Ask an Expert
Discuss My Needs
Menu
Discuss My Needs
Ask an Expert
Keyes Life Safety

Our Life Safety educational resource hub is full of healthcare knowledge to help you be better informed of the changing world around you. 

Rather than sit back and act on decisions made by others, we are leading the charge as it relates to identifying best practices for Life Safety Code® and compliance. We have real people that give our clients real information that can be put into practice.

Interested in reading our experts' take on Life Safety? Then subscribe to our free blog below! We discuss readers' questions, share interesting observations from the field, and more.

Design Requirements for Clean Area

by Brad Keyes, CHSP, on Mar 20, 2019 1:00:04 AM

Q: What are the ventilation, air exchange and air pressure standards for an area in a very old basement that is being used to sanitize equipment in a hospital facility? There is a very small area that is used for cleaning and sanitizing with disinfectants that is right next to the clean storage of these equipment pieces after they are cleaned. Is there also a certain type of flooring that should be used to prevent spores from harboring in cracks in the tile? There is no separation from clean to dirty, passing through the clean area with soiled equipment to get to the sanitizing area. How can this be corrected? I want this area to be compliant and my staff safe.

A: For design requirements, you would be expected to comply with your state and local authorities, as well as the 2010 FGI Guidelines, as applicable. I cannot tell you what your state and local requirements are (they often follow the FGI Guidelines), but here is what the 2010 FGI Guidelines require for ventilation for new construction:

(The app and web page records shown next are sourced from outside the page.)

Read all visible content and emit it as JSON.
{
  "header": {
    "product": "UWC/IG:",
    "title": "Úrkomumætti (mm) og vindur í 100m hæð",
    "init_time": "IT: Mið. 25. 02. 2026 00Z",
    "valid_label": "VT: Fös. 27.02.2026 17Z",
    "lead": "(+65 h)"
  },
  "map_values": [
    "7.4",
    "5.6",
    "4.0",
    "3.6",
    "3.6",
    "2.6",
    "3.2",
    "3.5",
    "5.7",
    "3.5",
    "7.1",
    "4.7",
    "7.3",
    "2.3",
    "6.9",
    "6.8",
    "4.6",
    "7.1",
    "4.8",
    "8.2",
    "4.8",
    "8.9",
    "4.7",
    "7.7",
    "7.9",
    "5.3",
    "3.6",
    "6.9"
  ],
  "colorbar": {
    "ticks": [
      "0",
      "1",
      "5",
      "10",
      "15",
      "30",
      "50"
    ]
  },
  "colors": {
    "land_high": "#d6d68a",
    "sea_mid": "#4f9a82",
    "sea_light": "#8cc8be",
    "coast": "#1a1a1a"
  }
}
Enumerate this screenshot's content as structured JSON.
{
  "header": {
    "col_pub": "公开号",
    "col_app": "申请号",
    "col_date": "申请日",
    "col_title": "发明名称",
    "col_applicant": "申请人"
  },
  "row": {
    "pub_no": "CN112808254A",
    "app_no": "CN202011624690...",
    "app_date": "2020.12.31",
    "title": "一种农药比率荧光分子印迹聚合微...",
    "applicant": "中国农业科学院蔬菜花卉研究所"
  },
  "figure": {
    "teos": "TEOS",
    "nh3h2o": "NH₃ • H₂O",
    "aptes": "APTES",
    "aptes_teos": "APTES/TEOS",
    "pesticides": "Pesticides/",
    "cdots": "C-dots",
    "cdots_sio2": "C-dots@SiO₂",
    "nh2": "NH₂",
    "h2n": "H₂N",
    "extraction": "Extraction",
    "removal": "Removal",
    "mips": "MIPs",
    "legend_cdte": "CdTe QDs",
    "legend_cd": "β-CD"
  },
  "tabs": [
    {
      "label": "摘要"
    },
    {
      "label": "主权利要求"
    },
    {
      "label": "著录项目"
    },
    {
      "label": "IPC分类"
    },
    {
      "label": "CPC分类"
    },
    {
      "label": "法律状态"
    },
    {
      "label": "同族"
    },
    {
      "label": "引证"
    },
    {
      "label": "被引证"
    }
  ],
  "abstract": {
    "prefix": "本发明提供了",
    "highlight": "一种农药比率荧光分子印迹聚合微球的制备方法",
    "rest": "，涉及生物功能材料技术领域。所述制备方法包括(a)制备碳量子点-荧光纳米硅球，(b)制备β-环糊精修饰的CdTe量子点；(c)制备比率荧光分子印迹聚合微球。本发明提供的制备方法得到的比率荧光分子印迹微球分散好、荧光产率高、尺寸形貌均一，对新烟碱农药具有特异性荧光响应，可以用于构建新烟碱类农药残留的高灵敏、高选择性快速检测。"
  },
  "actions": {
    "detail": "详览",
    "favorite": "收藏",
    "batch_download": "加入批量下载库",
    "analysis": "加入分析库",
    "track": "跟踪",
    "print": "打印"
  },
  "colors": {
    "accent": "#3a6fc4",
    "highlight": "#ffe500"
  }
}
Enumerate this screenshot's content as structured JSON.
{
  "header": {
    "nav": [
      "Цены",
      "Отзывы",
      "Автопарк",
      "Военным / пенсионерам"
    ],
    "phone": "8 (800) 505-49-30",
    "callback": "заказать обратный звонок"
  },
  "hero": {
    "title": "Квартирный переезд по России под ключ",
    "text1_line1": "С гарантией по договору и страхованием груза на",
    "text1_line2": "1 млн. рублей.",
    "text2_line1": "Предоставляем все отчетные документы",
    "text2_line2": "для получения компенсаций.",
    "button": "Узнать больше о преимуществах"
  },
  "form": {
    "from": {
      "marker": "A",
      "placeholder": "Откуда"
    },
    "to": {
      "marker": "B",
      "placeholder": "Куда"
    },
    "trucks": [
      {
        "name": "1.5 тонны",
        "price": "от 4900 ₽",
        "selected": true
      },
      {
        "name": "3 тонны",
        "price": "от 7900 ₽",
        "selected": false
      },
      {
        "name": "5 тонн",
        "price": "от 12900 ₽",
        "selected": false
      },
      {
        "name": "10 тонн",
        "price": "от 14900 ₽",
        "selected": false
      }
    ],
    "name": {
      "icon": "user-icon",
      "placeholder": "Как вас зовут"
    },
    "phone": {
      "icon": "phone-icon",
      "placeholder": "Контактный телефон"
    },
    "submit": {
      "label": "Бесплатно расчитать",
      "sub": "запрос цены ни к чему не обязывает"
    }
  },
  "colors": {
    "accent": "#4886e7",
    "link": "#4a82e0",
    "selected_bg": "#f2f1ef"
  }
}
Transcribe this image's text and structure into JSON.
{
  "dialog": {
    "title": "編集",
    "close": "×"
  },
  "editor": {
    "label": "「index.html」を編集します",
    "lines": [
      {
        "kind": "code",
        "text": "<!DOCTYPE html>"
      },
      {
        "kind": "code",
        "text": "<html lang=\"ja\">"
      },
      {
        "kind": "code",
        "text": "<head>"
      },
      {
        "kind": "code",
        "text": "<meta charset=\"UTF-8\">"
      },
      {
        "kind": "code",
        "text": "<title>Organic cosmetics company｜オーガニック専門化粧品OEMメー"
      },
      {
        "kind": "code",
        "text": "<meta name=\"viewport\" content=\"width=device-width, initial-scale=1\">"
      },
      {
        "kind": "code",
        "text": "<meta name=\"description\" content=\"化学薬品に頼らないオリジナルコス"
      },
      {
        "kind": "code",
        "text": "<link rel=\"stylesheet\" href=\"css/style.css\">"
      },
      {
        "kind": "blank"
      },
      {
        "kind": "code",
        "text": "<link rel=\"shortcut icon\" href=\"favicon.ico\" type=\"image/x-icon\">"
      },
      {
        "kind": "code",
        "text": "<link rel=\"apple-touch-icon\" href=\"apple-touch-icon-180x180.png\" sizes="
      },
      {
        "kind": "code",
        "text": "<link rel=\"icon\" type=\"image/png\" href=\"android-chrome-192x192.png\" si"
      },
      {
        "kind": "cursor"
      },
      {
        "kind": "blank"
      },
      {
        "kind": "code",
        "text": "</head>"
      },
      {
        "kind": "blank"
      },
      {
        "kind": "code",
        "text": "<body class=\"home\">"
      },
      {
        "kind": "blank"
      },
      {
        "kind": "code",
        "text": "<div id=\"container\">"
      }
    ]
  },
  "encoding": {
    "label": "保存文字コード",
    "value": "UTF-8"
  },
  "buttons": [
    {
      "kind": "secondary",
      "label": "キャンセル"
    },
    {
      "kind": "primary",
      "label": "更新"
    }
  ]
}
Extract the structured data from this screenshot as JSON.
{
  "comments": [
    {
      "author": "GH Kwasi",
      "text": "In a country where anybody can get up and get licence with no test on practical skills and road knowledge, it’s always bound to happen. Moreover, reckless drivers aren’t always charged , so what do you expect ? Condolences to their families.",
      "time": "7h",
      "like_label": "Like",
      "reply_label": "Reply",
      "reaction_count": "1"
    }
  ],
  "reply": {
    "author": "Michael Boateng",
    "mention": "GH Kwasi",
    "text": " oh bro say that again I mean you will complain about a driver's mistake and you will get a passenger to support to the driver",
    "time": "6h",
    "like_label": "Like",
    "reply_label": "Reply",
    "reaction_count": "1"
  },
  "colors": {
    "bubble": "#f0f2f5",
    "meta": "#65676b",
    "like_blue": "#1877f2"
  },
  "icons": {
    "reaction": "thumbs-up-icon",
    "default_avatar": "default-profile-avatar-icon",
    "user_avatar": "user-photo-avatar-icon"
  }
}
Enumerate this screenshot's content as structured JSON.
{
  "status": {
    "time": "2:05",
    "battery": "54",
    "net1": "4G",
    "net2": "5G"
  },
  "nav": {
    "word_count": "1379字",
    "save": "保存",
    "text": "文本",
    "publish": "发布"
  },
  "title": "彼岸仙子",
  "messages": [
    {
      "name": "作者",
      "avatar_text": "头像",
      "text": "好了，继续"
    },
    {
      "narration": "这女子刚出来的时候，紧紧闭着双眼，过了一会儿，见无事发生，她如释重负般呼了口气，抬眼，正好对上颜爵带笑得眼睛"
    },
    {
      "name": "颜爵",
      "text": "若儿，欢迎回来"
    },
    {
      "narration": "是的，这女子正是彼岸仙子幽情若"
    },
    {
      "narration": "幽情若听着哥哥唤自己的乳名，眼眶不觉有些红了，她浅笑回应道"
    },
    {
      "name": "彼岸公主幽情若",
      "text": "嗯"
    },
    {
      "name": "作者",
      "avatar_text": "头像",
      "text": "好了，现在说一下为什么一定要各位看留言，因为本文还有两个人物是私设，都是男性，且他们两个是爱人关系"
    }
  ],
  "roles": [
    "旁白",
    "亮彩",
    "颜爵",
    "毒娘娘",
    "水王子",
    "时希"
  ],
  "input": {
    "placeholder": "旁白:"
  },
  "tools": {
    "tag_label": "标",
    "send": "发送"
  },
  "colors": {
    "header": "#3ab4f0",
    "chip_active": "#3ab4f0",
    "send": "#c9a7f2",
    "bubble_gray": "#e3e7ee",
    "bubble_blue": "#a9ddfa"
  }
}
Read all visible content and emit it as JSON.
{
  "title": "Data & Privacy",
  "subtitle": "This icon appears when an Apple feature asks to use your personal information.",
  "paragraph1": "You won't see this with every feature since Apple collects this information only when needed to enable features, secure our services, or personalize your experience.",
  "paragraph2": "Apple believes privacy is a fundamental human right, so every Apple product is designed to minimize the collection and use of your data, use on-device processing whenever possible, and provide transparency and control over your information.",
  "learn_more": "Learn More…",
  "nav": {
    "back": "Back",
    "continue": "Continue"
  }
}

Clean workroom or clean holding: 

  • Positive air pressure;
  • 2 minimum outdoor air changes per hour (ach);
  • 4 minimum total ach;
  • No requirement to exhaust air to the outdoors;
  • No restrictions regarding air recirculated by means of room unit;
  • No restrictions on design humidity thresholds;
  • No restrictions on design temperature thresholds.

Soiled workroom or holding area:

  • Negative air pressure;
  • 2 minimum outdoor ach;
  • 10 minimum total ach;
  • All room air must be exhausted to the outdoors;
  • No recirculating the air by means of room units;
  • There are no design RH thresholds;
  • There are no design temperature thresholds.

Sterilizer equipment room:

  • Negative air pressure;
  • 10 minimum ach total, without any outdoor air requirements;
  • All room air must be exhausted to the outdoors;
  • No recirculating the air by means of room units;
  • There are no design RH thresholds;
  • There are no design temperature thresholds.

The flooring would have to be cleanable with seams that cannot trap dirt, such as welded seams on VCT. There are other products available that would work as well. You have a real problem having soiled equipment pass-through the clean area. These different areas have to be separated physically, otherwise you will not be able to meet the ventilation requirements above. Sounds like you need the assistance of a design professional. I suggest you start with an architect who has experience with healthcare facilities.

Topics:VentilationSterile Storage

Real people. Real solutions.

We help you be better informed of the changing world around you.  Our life safety blog answers your real world questions! 

More...

More...

Subscribe to Updates

We care and want to help.

We want to help coach, guide, and navigate you through all things Life Safety.
DISCUSS MY NEEDS